François de Brantes, Senior Vice President, Episodes of Care, was invited to participate in a panel discussion at this year’s HLTH VTRL, a trend-setting conference that brings together payers, providers, employers, investors, startups, pharma, policymakers, and the patient community to help solve some of the industry’s largest problems and to bring to life some of the most promising opportunities to improve health.
In a panel session (summarized here) moderated by Elise Reuter of MedCity News, de Brantes joined Walmart’s Karissa Price and the University of Pennsylvania’s Shreya Kangovi to explore how the COVID-19 pandemic has exasperated systemic inequities in care access and outcomes and what can be done to address them.
The COVID-19 pandemic is spotlighting many of the systemic issues that the healthcare delivery system faces and has identified significant portions of the American population who are disproportionately affected by them. It is in the hardest hit areas that provider groups are the least capitalized, are suffering from the results of the pandemic, and are not necessarily benefiting from the economic recovery efforts that larger healthcare systems are receiving.

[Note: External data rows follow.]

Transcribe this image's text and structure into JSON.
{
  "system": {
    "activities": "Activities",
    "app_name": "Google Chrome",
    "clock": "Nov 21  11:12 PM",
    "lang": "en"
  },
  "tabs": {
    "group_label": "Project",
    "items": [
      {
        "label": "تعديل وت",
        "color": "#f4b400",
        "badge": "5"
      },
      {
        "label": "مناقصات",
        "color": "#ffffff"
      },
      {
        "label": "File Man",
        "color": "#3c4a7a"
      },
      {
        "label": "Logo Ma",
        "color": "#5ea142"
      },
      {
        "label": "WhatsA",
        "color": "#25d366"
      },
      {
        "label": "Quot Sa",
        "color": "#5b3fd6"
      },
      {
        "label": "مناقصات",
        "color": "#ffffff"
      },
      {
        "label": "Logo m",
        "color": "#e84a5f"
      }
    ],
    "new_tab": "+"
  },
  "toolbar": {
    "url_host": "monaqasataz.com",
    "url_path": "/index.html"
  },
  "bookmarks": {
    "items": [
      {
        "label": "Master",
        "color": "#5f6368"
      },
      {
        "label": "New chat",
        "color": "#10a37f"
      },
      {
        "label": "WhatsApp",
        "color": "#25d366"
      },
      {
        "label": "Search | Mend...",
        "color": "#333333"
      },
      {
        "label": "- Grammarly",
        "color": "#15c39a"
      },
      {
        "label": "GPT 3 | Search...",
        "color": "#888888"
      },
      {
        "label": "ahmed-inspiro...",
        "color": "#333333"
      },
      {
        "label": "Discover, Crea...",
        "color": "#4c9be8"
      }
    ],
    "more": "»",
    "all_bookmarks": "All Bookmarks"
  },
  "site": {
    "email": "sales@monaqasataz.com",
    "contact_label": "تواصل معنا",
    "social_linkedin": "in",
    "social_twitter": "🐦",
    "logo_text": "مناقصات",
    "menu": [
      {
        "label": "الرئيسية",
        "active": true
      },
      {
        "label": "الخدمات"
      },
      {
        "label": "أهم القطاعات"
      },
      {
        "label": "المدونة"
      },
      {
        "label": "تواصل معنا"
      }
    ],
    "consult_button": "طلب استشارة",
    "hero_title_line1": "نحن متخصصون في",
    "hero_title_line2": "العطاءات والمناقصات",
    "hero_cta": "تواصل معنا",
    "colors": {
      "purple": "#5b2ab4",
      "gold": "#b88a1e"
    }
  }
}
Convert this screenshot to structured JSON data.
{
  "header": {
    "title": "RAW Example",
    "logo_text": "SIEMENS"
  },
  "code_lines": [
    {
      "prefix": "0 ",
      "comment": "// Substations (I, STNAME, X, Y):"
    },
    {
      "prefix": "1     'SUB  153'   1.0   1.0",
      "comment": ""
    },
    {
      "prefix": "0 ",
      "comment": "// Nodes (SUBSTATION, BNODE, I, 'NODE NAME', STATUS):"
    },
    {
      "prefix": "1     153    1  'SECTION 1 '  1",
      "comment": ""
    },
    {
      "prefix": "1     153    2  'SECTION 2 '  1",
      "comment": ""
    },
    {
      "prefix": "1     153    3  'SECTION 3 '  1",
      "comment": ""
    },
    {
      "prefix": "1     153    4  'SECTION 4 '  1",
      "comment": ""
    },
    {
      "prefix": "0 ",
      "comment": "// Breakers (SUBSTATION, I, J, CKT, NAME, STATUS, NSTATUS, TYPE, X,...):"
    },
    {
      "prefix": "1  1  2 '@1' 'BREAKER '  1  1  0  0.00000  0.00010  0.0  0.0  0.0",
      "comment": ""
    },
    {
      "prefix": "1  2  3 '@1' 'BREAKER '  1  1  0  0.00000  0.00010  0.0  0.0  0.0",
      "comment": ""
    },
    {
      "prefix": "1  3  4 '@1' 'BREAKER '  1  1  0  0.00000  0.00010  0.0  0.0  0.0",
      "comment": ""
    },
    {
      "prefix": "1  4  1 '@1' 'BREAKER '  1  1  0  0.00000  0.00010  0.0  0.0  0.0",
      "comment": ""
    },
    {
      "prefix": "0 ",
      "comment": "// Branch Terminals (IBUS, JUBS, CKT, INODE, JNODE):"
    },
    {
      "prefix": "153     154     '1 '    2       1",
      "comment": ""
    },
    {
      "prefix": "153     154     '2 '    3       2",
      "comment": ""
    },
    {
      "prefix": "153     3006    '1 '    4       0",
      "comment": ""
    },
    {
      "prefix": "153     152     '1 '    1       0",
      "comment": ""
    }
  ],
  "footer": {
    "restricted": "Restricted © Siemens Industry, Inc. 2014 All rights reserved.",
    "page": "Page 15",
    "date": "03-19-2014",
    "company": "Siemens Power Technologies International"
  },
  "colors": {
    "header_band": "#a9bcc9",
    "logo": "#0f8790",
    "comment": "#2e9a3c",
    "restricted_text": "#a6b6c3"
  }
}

Healthcare providers and social workers in these areas are turning to (community health network) partnerships to find the resources and care to help the people they serve fill the clinical and social gaps impacting their health. These community health networks need to find solutions for individuals’ immediate needs while simultaneously building consensus on the more structural issues that must be addressed at the city, state and federal levels.
For these community health networks to maximize their effectiveness, they need to be built following some fundamental guidelines:
- Establishing trust within the local community.
- Having a real-world understanding of the resources and organizations available to help any individual in need.
- Creating a collaborative community health network that is accountable for supporting clinical care while identifying and providing for gaps in a person’s social determinants of health.
- Sharing data and information to provide clinicians and social workers with the information they need, when they need it, while protecting the privacy and dignity of the individual served.
To effectively build trust, community health workers should come from the community they serve, listen to the people they’re trying to help -- learning their life stories and asking questions. They must understand the capabilities of community-based resources and which ones have outreach programs. It is no longer good enough to give a list of community services to a person in need and hope for the best. Community health workers need to help match people in need with the appropriate organizations and resources, and follow-through with them to ensure that needs are met.
While the community health worker is resolving a person’s immediate needs, the network should identify and catalog structural issues that will take more time to resolve and create a medium- and longer-term action plan to address those issues.
Some members of the medical community have been focused on increasing the volume of services that they perform, irrespective of whether or not it is improving an outcome. Under the current payment structure, it’s not their job to worry about the other things in a patient's life that can impact outcomes.
This approach must be changed so that clinicians are motivated to increase their zone of accountability from purely clinical outcomes to including the adjacent outcomes that influence the clinical ones. This creates a direct role for physicians to help address patients’ social determinants of health and to find ways for those patients to have their social needs met.
For this expanded role to be effective and sustainable, clinicians must have the ability to communicate and share patient information with community-based organizations and other social service providers in a safe and secure fashion. The good news is that there are successful models being deployed across the country that demonstrate the pathway for how clinical and social services (community health networks) can achieve measurable community health outcomes.
Signify Health supports a number of (community health network) partnerships across the country among local and state governments, community social service organizations, insurance companies and healthcare providers where we have customized the data and information sharing to the specific needs of a community. Our proprietary technology platform allows the right information to be shared with the right individual, at the right time, while protecting a client’s privacy and dignity.
The COVID-19 pandemic has highlighted many systemic issues within the healthcare delivery system, including being able to address both the clinical and social determinants of health challenges that many individuals face. As discussed in the HLTH VRTL session, there are clear opportunities to make an impact today as we continue to work on the more difficult systemic issues driving health inequities.
This session is available for viewing on-demand by registered attendees at HLTH VTRL 2020.